Back to our sample, after mixing the dispersing agent the sample is stirred with a mechanical stirrer for few minutes.

Then sample is transferred to a measuring jar and distilled water is added to it to make the suspension volume 1000 ml.

By placing a hand over the jar make the jar upside down a few times so as to ensure complete mixing. Here we assume that our suspension is completely mixed and is homogeneous. That means we assume that all the soil particles of different sizes are uniformly distributed throughout the suspension and concentration of particles of different sizes is the same at all depths. This means the number of different sized particles at any depth is the same.

For clarity let’s take fewer particles and show all the particles of different sizes separated.

As per the equation number 1 we can know particles of larger diameter will have higher settling velocity and will settle earlier then small sized particles.

At the beginning of the sedimentation, amount of particles at any layer of the suspension will be same. But as time proceeds, particles start settling down and amount of particles of different layers become different. By equation number 2 we know that in time t a particle of diameter D would have settled for He depth, which means above this depth He, only particles of size smaller than D will be present, because He is the depth from the surface and we are considering the particle of size D which has traveled the maximum distance so we can be sure that no particle of this size will be present above this layer. So if we take a sample from the depth He all particles smaller than D will be present in this sample and in the same concentration as were in the beginning because of being the same settling velocity of similar sized particles. That is, two particles will leave the layer and two particles will arrive in the layer at the same time. So number of particles of particular size on the layer will remain the same.

As we know percentage finer is weight of sample with particles of size smaller than D divided by weight of the total soil sample with all the particles present in it. By taking weight of highlighted layer at the beginning and after time t we can simply calculate percentage finer.

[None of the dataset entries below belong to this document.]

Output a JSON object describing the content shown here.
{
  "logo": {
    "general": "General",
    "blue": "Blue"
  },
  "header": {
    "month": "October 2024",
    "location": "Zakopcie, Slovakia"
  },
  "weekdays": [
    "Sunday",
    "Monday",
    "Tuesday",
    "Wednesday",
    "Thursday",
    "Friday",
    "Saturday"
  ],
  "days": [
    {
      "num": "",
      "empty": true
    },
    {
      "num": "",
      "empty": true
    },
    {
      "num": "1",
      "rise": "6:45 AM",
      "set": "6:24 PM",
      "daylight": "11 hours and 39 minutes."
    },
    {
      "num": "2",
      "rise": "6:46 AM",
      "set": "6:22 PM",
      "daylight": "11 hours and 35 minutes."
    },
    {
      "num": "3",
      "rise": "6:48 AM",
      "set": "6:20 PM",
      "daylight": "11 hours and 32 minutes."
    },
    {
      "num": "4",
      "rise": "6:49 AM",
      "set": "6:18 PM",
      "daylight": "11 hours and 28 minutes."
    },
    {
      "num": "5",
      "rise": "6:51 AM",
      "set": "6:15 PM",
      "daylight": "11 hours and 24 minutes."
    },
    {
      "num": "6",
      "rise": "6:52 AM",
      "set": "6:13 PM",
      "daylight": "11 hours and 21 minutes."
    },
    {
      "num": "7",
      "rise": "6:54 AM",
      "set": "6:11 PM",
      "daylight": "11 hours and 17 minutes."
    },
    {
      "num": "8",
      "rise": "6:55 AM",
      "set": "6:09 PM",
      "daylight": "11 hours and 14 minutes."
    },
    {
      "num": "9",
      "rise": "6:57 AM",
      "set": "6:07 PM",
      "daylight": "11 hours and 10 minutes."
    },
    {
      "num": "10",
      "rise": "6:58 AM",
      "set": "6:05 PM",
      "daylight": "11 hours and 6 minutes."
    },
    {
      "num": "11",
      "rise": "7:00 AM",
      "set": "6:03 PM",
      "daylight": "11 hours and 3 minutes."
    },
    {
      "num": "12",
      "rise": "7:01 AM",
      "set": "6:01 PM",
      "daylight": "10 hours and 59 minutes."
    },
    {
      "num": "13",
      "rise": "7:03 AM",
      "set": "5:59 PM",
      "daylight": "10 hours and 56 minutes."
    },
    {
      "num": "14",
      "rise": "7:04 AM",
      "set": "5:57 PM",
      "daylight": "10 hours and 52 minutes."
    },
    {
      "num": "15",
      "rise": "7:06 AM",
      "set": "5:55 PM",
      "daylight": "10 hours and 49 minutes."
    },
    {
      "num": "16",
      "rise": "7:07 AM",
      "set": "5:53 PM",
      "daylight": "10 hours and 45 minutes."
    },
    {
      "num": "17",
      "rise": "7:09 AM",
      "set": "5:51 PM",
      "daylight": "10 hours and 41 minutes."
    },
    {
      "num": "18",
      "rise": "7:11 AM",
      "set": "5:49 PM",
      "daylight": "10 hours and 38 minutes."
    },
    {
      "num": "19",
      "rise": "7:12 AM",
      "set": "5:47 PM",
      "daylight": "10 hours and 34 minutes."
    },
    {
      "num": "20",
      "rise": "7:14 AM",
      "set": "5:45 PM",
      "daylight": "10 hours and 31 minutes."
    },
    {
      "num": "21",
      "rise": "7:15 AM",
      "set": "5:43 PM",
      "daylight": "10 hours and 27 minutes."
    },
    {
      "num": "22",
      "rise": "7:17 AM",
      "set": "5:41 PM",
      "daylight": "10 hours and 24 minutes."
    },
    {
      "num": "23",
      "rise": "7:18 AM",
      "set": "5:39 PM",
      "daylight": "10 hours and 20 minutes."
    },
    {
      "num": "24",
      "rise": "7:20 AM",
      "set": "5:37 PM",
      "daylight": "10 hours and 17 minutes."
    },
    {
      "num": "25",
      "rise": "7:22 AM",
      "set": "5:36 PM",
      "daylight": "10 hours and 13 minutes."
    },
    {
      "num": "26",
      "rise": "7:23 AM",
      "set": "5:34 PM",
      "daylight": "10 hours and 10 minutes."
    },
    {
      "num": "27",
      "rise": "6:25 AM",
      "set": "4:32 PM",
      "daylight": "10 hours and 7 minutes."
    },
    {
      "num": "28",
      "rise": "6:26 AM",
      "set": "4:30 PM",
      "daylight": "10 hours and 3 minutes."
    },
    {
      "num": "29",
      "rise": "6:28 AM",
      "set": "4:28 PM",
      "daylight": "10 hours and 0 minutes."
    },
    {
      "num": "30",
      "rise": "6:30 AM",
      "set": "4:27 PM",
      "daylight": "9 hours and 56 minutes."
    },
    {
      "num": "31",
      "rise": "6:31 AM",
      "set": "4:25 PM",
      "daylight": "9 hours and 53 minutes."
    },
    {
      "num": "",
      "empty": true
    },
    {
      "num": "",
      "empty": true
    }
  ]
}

To determine the weight of soil particles on this layer we employ two methods

1. pipette method

2. hydrometer method.

In the pipette method the weight of solids is determined directly by collecting sample of soil suspension from a specified sampling depth using pipette.

In hydrometer method the weight of solids is calculated indirectly by reading the density of soil suspension on hydrometer.

There are some limitations of the Stokes law, and hence sedimentation analysis does not give correct values of the particle size analysis and the percentage finer. These limitations are eventually also the limitations of both pipette and hydrometer method.

1. Stokes law is based on the assumption that all the soil particles are spherical. But fine soils particles are never spherical and actually are flaky or needle shaped in reality. 2.specific gravity of solids for different particles is different, but we use its average value. 3. Stokes law is applicable when fall of particle is in the liquid which has infinite extent, that is no boundary is present. But our suspension is in the jar and its walls affect the results to some extent as falling particles may collide with the wall.

4. we have also assumed that there is no interference on the movement of a particle by other surrounding particles. But practically there is a lot of interference. Particles may collide and may change their course and velocity.

However it has been shown that for suspension of 50 gm per litre or less particle to particle influence is negligible.

5. Sedimentation analysis cannot be used for particles of size larger than 0.2 mm because they may cause to generate turbulent conditions and stokes law is not applicable for that.

6. Sedimentation analysis is also not applicable for particles smaller than 0.2 micron because such small particles may set Brownian motion in the suspension and these particles do not settle as per stokes law.

Tags : Sedimentation, stokes law

Published on :2019-09-06